Katharine Biele’s recent article “Where Are the Voters?” [Hits & Misses, Sept. 13, City Weekly] asserted that the public “just think the [November] outcome is a forgone conclusion, so why vote?”
At the Hinckley Institute of Politics, we’re observing the exact opposite response. In fact, the results of our University of Utah straw poll conducted last week with a sample of 1,510 freshmen, sophomore, juniors, seniors and graduate students is cause for great optimism—particularly considering 18- to 25-year-olds are traditionally one of the lowest-voting demographics.
The poll found that not only are 90 percent of the sampled students “interested” in the 2012 presidential election, 58 percent of students defined themselves as “very interested.” More heartening still, 83 percent plan to vote Nov. 6, and 76 percent are already registered to do so. The upcoming election is far from a forgone conclusion. Whether it’s the Matheson-Love race, the Crockett-McAdams race or, of course, the Obama-Romney race, the outcomes are too close to call, and Utahn public opinion is, indeed, mobilizing.
First, let’s look at the 4th District showdown between six-term incumbent Democrat Jim Matheson and Republican Mia Love. While the most recent polls show wildly different results, the race is gaining national coverage as one to watch. If Love upsets the popular, blue-dog Matheson, she would be the first Republican black woman elected to the U.S. House of Representatives. Thanks to three spirited debates, Utahns are taking note of the two candidates’ platforms—particularly their dichotomous stances on student loans, the Department of Energy and the ideal size of government.
The Salt Lake County mayoral race also promises to be a nail biter. Republican Mark Crockett and Democrat Ben McAdams are turning heads over their battleground issues: mass transit, the possible incorporation of Millcreek and the already heated SkiLink proposal. The most recent polling, conducted by Ben McAdams’ campaign, indicates that the Democratic state senator is trailing by eight percentage points with a margin of error of 4.9 percentage points.
And, of course, there’s the presidential election, which is being heralded as one of the closest in a decade (although not in Utah, where Romney will win in a blowout). While national voter turnout is not expected to be as high as the 2008 election, a Gallup poll of 12 swing states, published Sept. 20, found that 59 percent are either “extremely” or “very” enthusiastic, up from 46 percent in July.
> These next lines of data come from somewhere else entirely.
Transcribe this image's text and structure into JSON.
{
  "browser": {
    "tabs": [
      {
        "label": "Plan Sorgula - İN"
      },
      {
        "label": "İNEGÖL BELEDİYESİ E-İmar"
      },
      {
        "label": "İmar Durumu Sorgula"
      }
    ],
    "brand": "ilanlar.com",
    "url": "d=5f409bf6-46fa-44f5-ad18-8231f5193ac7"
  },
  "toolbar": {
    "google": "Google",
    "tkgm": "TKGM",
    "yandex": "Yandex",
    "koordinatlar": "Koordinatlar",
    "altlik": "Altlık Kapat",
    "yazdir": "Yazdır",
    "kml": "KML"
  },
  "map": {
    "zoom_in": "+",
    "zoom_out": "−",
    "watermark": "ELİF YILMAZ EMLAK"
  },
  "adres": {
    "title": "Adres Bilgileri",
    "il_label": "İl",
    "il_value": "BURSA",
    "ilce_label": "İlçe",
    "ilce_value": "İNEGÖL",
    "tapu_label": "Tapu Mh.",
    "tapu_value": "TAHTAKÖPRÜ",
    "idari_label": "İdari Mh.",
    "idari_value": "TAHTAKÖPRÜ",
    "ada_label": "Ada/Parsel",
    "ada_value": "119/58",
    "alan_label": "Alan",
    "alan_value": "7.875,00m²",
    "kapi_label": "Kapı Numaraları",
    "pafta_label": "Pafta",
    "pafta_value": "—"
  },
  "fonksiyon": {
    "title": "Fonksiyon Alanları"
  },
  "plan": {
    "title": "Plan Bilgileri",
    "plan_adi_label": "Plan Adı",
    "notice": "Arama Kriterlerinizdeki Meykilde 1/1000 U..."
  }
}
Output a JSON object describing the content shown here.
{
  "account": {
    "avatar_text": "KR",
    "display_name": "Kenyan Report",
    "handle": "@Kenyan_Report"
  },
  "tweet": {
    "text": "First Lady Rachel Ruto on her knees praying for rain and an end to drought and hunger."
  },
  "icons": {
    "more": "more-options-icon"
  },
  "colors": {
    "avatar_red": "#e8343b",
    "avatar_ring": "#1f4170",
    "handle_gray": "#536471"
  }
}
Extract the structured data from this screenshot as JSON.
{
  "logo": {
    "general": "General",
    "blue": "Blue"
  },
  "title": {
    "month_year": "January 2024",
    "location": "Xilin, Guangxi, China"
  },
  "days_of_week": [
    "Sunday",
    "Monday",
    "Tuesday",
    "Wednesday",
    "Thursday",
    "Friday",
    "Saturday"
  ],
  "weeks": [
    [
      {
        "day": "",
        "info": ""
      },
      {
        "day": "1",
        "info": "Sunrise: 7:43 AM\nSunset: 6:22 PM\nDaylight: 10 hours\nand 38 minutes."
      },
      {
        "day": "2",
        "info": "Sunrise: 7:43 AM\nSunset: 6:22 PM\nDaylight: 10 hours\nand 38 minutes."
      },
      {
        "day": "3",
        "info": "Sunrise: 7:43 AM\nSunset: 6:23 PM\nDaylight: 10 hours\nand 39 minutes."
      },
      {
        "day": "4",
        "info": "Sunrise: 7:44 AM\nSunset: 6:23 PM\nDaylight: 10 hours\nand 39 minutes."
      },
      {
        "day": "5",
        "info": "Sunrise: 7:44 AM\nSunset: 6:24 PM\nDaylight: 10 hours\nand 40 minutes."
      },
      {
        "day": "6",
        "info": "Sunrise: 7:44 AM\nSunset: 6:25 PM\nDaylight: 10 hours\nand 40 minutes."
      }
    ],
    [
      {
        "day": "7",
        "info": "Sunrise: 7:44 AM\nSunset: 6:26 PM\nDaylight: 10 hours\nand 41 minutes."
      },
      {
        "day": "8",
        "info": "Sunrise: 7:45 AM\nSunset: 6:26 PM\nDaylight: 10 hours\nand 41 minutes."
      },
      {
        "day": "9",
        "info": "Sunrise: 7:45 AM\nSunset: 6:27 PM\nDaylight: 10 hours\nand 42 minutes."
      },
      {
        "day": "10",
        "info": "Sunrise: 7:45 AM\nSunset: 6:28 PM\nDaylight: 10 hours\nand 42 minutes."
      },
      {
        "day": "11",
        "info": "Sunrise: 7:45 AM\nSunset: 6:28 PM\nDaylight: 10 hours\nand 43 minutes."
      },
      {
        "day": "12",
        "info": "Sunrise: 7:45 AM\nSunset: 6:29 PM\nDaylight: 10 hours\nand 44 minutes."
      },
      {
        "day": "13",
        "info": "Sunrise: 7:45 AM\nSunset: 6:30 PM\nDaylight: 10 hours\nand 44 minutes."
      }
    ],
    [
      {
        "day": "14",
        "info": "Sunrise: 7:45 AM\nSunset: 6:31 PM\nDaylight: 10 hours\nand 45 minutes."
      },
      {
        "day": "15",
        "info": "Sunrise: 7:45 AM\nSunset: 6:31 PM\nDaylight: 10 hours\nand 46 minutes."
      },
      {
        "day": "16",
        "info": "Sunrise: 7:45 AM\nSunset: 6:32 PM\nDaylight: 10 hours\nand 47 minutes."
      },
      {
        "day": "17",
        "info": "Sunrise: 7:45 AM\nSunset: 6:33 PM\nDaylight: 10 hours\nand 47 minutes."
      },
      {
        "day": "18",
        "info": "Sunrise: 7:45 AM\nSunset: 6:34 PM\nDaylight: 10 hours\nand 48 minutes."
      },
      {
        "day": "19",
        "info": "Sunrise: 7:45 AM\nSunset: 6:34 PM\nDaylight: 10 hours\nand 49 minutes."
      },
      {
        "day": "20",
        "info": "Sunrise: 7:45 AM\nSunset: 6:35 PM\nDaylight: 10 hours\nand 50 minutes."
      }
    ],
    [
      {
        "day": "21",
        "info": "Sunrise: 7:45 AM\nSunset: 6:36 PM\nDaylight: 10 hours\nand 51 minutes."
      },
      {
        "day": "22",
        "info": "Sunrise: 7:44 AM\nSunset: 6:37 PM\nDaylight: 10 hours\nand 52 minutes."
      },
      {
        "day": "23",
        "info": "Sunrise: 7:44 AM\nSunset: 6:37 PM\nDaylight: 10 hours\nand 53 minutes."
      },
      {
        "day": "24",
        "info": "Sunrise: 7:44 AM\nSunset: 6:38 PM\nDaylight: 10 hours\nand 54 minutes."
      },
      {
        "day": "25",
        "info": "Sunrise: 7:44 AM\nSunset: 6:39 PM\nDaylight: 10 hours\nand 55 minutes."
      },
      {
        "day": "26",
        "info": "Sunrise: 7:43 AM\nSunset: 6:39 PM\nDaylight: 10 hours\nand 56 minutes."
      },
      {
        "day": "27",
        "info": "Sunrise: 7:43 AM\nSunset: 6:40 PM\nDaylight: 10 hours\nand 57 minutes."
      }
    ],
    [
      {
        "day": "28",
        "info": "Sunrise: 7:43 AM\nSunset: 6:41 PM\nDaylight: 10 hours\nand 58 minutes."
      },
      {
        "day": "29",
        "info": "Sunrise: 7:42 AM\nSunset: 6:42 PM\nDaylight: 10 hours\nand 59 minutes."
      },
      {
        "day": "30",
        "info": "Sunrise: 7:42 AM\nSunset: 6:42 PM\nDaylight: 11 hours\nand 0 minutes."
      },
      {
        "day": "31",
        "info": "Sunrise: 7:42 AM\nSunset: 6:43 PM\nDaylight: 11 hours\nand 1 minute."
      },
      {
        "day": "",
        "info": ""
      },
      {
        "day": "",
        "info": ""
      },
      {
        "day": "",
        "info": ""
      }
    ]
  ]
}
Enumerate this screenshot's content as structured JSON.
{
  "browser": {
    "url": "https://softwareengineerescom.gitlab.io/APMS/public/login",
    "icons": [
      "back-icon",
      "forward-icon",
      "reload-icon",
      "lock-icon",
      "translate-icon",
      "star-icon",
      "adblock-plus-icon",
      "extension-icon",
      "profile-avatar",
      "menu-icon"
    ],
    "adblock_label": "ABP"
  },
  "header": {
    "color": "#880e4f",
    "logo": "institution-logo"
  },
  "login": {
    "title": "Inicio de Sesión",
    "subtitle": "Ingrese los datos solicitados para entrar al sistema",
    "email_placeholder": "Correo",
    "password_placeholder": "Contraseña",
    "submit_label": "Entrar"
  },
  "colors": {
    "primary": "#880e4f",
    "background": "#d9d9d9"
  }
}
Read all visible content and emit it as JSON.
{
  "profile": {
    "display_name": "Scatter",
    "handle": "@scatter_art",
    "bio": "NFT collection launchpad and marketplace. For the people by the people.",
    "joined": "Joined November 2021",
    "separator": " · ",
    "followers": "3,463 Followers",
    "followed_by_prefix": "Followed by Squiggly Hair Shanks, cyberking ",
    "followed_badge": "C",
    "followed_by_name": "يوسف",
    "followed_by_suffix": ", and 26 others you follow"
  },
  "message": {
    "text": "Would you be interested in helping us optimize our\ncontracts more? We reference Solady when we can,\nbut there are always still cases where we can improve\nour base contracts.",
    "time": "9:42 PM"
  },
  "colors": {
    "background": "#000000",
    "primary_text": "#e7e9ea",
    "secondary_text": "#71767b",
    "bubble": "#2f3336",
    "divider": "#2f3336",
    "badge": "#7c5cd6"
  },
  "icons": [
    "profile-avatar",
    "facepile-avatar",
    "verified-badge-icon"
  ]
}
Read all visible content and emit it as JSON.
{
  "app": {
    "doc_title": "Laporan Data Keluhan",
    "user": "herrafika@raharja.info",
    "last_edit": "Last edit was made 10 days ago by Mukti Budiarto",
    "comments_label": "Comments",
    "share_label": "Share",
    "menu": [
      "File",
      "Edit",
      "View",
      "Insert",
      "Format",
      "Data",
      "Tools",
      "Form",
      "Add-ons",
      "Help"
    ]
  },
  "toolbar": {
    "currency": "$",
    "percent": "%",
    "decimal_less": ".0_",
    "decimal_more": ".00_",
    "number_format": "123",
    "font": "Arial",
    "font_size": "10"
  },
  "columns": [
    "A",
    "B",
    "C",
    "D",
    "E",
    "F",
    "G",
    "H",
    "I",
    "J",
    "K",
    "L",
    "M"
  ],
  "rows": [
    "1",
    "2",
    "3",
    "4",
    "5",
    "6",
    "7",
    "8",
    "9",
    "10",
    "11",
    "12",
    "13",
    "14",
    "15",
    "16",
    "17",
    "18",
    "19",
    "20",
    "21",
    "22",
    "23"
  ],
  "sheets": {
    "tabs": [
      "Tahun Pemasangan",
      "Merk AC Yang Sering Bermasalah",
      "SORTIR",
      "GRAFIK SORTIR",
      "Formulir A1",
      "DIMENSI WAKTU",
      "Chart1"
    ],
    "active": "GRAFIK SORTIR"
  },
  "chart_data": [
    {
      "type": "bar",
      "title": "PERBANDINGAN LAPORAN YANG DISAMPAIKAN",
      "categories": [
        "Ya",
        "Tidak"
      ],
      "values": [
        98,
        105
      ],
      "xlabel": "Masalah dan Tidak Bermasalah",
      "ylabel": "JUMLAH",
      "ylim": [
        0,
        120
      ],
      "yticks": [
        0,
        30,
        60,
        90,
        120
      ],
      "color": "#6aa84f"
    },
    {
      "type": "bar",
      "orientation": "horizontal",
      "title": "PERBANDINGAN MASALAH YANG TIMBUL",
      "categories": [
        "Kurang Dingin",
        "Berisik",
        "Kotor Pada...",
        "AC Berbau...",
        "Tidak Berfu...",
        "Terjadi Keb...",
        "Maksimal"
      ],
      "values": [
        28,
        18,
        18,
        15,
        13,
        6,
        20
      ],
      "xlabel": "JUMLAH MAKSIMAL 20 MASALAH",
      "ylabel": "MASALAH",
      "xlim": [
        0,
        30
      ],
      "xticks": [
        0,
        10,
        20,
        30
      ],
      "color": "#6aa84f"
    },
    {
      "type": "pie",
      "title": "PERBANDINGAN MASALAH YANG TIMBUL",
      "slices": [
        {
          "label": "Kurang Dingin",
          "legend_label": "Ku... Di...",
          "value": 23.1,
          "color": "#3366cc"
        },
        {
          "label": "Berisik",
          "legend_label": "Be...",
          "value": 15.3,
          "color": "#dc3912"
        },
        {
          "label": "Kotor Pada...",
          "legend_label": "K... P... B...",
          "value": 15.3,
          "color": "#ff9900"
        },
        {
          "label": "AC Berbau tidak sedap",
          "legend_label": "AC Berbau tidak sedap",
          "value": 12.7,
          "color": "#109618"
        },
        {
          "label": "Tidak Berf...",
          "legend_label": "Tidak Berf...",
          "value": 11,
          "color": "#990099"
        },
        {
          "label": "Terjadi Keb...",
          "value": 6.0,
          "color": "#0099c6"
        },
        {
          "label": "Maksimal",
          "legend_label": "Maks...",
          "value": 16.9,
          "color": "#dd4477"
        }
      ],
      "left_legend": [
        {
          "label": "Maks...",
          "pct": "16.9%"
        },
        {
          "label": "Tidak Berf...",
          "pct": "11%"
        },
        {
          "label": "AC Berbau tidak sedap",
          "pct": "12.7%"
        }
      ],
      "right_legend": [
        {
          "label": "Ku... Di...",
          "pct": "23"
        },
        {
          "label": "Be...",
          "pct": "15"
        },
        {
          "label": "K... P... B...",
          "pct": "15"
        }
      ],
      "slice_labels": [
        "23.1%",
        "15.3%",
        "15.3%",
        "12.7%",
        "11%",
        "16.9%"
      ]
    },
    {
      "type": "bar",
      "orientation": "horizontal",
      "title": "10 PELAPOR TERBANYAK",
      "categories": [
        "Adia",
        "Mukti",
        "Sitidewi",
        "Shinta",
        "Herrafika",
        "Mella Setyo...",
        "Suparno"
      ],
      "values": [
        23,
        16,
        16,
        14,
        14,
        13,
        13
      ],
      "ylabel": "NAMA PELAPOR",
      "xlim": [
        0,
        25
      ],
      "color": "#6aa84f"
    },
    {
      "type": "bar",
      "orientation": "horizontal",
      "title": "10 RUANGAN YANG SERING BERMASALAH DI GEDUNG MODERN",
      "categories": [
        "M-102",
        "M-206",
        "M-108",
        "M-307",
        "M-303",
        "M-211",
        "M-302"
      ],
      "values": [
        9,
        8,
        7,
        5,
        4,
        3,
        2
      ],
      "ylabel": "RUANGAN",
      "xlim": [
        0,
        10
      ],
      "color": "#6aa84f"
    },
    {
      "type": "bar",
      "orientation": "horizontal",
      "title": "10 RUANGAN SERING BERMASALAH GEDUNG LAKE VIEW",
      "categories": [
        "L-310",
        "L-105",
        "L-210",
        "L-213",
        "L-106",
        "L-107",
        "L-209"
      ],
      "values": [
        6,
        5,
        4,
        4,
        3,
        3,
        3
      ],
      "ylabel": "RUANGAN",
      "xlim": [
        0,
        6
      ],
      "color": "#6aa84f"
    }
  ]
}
Admittedly, Utah’s affection for Romney coupled with its Republican leanings make it far from a battleground state, but every Democratic vote counts in parrying the wave of straight-ticket voters expected to show up en masse for Romney.
The local races listed above are genuinely close, but what if you think your vote truly doesn’t count?
First, polls are far from infallible. In the 1980 presidential election, a June poll confidently forecast a second term for President Jimmy Carter, and Carter still led in several polls in late October. Of course, in November, Reagan soundly defeated Carter, 51 percent to 41 percent.
Second, when public apathy creates a vacuum, narrow, nonpublic-minded interests will always fill the void. Democracy only works when the populace is engaged. Moreover, every vote genuinely does count. The larger the victory, the more the winning candidate feels a mandate for her policies. Likewise, every added vote for the loser strengthens the losing party’s resolve in opposing the victor and bolsters the rationale for worthy candidates to challenge again the next time.
Robert M. Hutchins said, “The death of democracy is not likely to be an assassination from ambush. It will be a slow extinction from apathy, indifference and undernourishment.” Remember that voting is not just an assertion of your freedom—it is actively maintaining it.
Director of the Hinckley Institute of Politics
University of Utah